By Robert G. Chadwick, Jr., Managing Member, Seltzer Chadwick Soefje & Ladik, PLLC

Title VII of the Civil Rights Act of 1964 (“Title VII”) makes it unlawful for employers subject to the Act to discriminate on the basis of a person’s “sex.”  In the past 30 days, three federal appellate courts have addressed the question of whether discrimination on the basis of sexual orientation can be actionable under Title VII as a form of “sex” discrimination.

On March 10, 2017, a panel of the Eleventh Circuit in Evans v. Georgia Regional Hosp. found  (by a 2-1 vote) that it could not recognize sexual orientation claims under Title VII.  In doing so, the panel opined that it was bound by the 1979 Fifth Circuit decision in Blum v. Gulf Oil Co., which had held “[d]ischarge for homosexuality is not prohibited by Title VII.”

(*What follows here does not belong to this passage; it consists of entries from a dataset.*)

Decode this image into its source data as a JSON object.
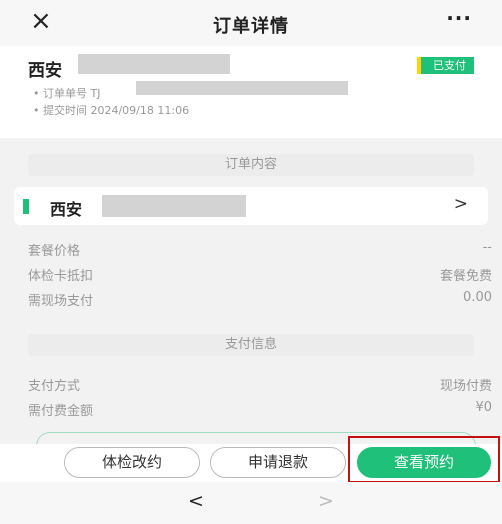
{
  "header": {
    "close_icon": "×",
    "title": "订单详情",
    "more_icon": "···"
  },
  "order": {
    "name_prefix": "西安",
    "status_badge": "已支付",
    "order_no_label": "• 订单单号 TJ",
    "submit_time": "• 提交时间 2024/09/18 11:06"
  },
  "content_section": {
    "title": "订单内容",
    "package_name": "西安",
    "arrow": ">"
  },
  "price_rows": [
    {
      "label": "套餐价格",
      "value": "--"
    },
    {
      "label": "体检卡抵扣",
      "value": "套餐免费"
    },
    {
      "label": "需现场支付",
      "value": "0.00"
    }
  ],
  "payment_section": {
    "title": "支付信息",
    "rows": [
      {
        "label": "支付方式",
        "value": "现场付费"
      },
      {
        "label": "需付费金额",
        "value": "¥0"
      }
    ]
  },
  "actions": {
    "change_label": "体检改约",
    "refund_label": "申请退款",
    "view_label": "查看预约"
  },
  "browser_nav": {
    "back": "<",
    "forward": ">"
  },
  "colors": {
    "accent": "#1ec07a",
    "badge_stripe": "#ffd400",
    "highlight_box": "#c41010"
  }
}
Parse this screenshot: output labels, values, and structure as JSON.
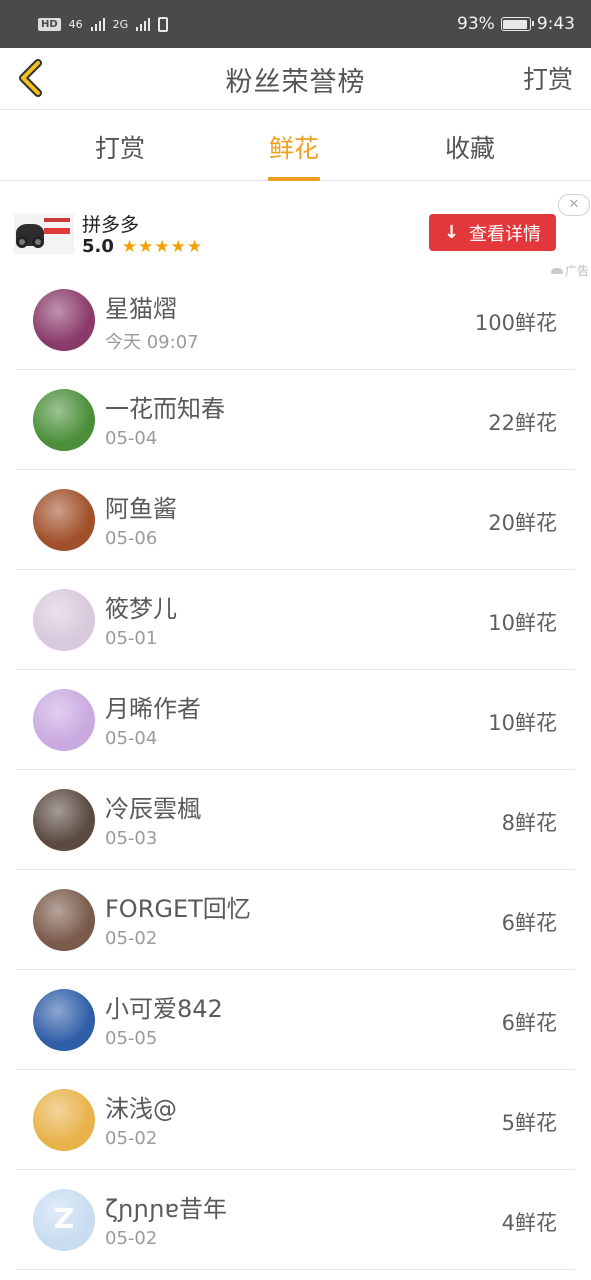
{
  "status_bar": {
    "hd_badge": "HD",
    "net_1": "46",
    "net_2": "2G",
    "battery_percent": "93%",
    "battery_level": 0.93,
    "time": "9:43"
  },
  "header": {
    "back_icon": "chevron-left-icon",
    "title": "粉丝荣誉榜",
    "right_link": "打赏"
  },
  "tabs": [
    {
      "label": "打赏",
      "active": false
    },
    {
      "label": "鲜花",
      "active": true
    },
    {
      "label": "收藏",
      "active": false
    }
  ],
  "colors": {
    "accent": "#f0a020",
    "ad_button": "#e2373b",
    "star": "#f5a000"
  },
  "ad": {
    "app_name": "拼多多",
    "rating": "5.0",
    "stars": "★★★★★",
    "button_label": "查看详情",
    "download_icon": "↓",
    "close_icon": "✕",
    "label": "广告"
  },
  "fans": [
    {
      "name": "星猫熠",
      "date": "今天 09:07",
      "count": "100鲜花",
      "avatar_color": "#8a3a6a",
      "avatar_glyph": ""
    },
    {
      "name": "一花而知春",
      "date": "05-04",
      "count": "22鲜花",
      "avatar_color": "#4b8f3a",
      "avatar_glyph": ""
    },
    {
      "name": "阿鱼酱",
      "date": "05-06",
      "count": "20鲜花",
      "avatar_color": "#a0502a",
      "avatar_glyph": ""
    },
    {
      "name": "筱梦儿",
      "date": "05-01",
      "count": "10鲜花",
      "avatar_color": "#d8c8dc",
      "avatar_glyph": ""
    },
    {
      "name": "月晞作者",
      "date": "05-04",
      "count": "10鲜花",
      "avatar_color": "#c9a9e0",
      "avatar_glyph": ""
    },
    {
      "name": "冷辰雲楓",
      "date": "05-03",
      "count": "8鲜花",
      "avatar_color": "#5a4a40",
      "avatar_glyph": ""
    },
    {
      "name": "FORGET回忆",
      "date": "05-02",
      "count": "6鲜花",
      "avatar_color": "#7a5a4a",
      "avatar_glyph": ""
    },
    {
      "name": "小可爱842",
      "date": "05-05",
      "count": "6鲜花",
      "avatar_color": "#2f5ea8",
      "avatar_glyph": ""
    },
    {
      "name": "沫浅@",
      "date": "05-02",
      "count": "5鲜花",
      "avatar_color": "#e8b24a",
      "avatar_glyph": ""
    },
    {
      "name": "ζɲɲɲɐ昔年",
      "date": "05-02",
      "count": "4鲜花",
      "avatar_color": "#c8dcf0",
      "avatar_glyph": "Z"
    }
  ]
}
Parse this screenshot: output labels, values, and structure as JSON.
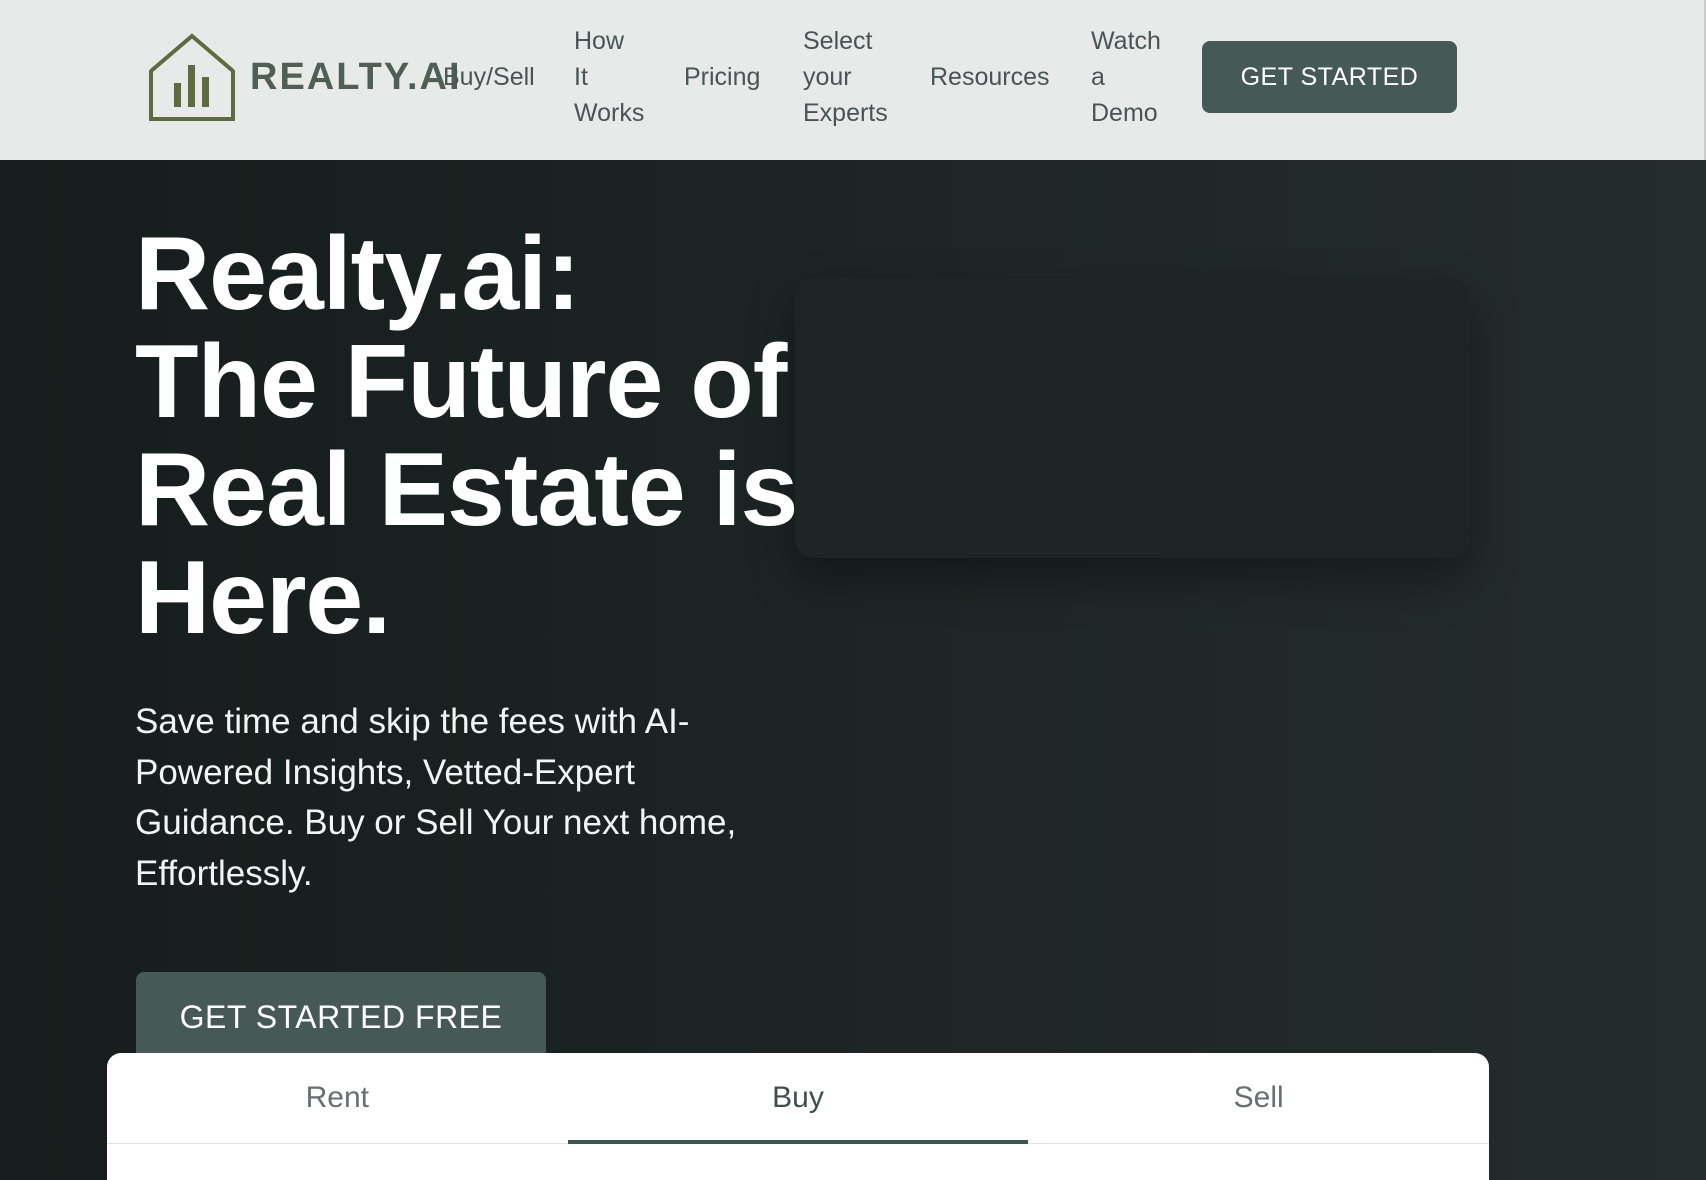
{
  "header": {
    "logo_text": "REALTY.AI",
    "nav": {
      "buy_sell": "Buy/Sell",
      "how_it_works": [
        "How",
        "It",
        "Works"
      ],
      "pricing": "Pricing",
      "select_experts": [
        "Select",
        "your",
        "Experts"
      ],
      "resources": "Resources",
      "watch_demo": [
        "Watch",
        "a",
        "Demo"
      ]
    },
    "cta_label": "GET STARTED"
  },
  "hero": {
    "title_lines": [
      "Realty.ai:",
      "The Future of",
      "Real Estate is",
      "Here."
    ],
    "subtitle_lines": [
      "Save time and skip the fees with AI-",
      "Powered Insights, Vetted-Expert",
      "Guidance. Buy or Sell Your next home,",
      "Effortlessly."
    ],
    "cta_label": "GET STARTED FREE"
  },
  "tabs": {
    "items": [
      "Rent",
      "Buy",
      "Sell"
    ],
    "active": "Buy"
  },
  "colors": {
    "header_bg": "#e8e9e9",
    "brand_green": "#4f5e56",
    "button_bg": "#455955",
    "hero_bg": "#1b2322"
  }
}
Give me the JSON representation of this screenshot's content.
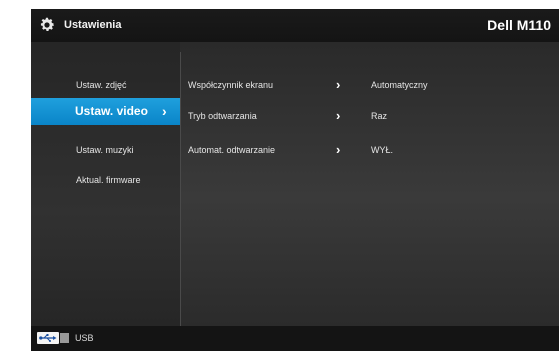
{
  "header": {
    "title": "Ustawienia",
    "model": "Dell M110",
    "icon": "gear-icon"
  },
  "sidebar": {
    "items": [
      {
        "label": "Ustaw. zdjęć",
        "active": false
      },
      {
        "label": "Ustaw. video",
        "active": true
      },
      {
        "label": "Ustaw. muzyki",
        "active": false
      },
      {
        "label": "Aktual. firmware",
        "active": false
      }
    ],
    "active_color": "#1a9ad8"
  },
  "settings": {
    "rows": [
      {
        "label": "Współczynnik ekranu",
        "value": "Automatyczny"
      },
      {
        "label": "Tryb odtwarzania",
        "value": "Raz"
      },
      {
        "label": "Automat. odtwarzanie",
        "value": "WYŁ."
      }
    ]
  },
  "footer": {
    "source_label": "USB",
    "icon": "usb-icon"
  }
}
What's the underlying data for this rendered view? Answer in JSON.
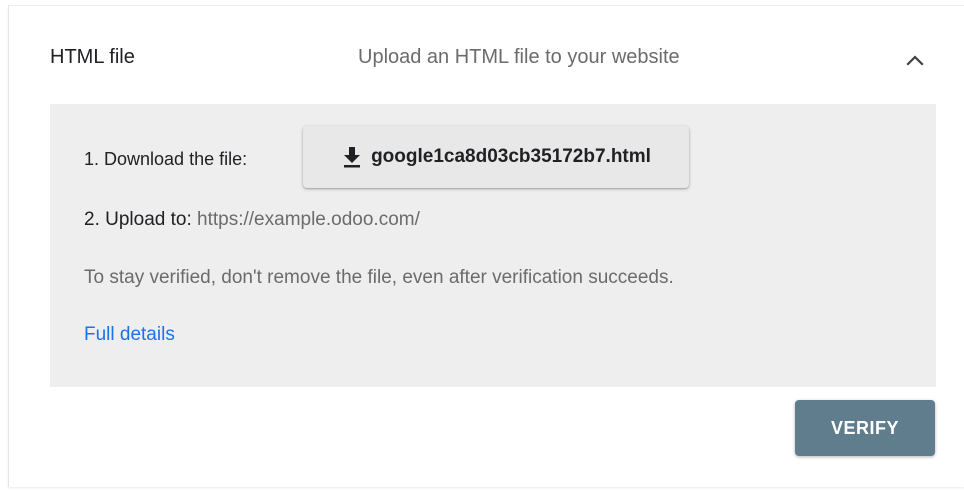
{
  "method": {
    "title": "HTML file",
    "description": "Upload an HTML file to your website",
    "collapse_icon": "chevron-up-icon"
  },
  "steps": {
    "download_label": "1. Download the file:",
    "download_icon": "download-icon",
    "file_name": "google1ca8d03cb35172b7.html",
    "upload_label": "2. Upload to:",
    "upload_url": "https://example.odoo.com/"
  },
  "note": "To stay verified, don't remove the file, even after verification succeeds.",
  "details_link": "Full details",
  "verify_button": "VERIFY",
  "colors": {
    "panel_bg": "#eeeeee",
    "link": "#1a73e8",
    "verify_bg": "#5f7d8c"
  }
}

On March 24, 2017, a panel of the Second Circuit in Christiansen v. Omnicom Group, Inc. declined to hold that Title VII bans discrimination on the basis of sexual orientation.  Similar to the Eleventh Circuit, the panel observed that it lacked the power to reconsider an earlier Second Circuit decision holding that sexual orientation claims are not cognizable under Title VII.  Two of the three judges, however, argued in concurring opinions that the Second Circuit ought to reconsider its earlier precedent.

On April 4, 2017, in an en banc decision, the Seventh Circuit in Hively v. Ivy Tech Community College of Indiana concluded that “discrimination on the basis of sexual orientation is a form of sex discrimination” outlawed by Title VII.  Three justices dissented reasoning that “[s]exual orientation is not on the list of forbidden categories of employment discrimination” set forth in Title VII.

So what does it mean for employers that there are seemingly inconsistent appellate opinions as to whether sexual orientation discrimination is prohibited by Title VII?  First, it means that the issue is likely headed to the Supreme Court.  A conflict of opinion amongst lower appellate courts is one basis for the Court to agree to hear a case.

Second, it means that employers can no longer assume that sexual orientation claims under Title VII will be dismissed.  Indeed, many federal courts have already held that gay plaintiffs may be able to survive dismissal under Title VII by couching their claims as gender stereotyping.  In Christensen, therefore, the Second Circuit found that an openly gay male plaintiff pleaded a claim of gender stereotyping under Title VII that was sufficient to survive dismissal.

Finally, it means that employers should be reviewing their personnel policies and training programs to make sure that sexual orientation discrimination is addressed. The alternative could be costly and protracted litigation even if the Supreme Court ultimately and finally decides that discrimination based upon sexual orientation is not a form of “sex” discrimination outlawed under Title VII.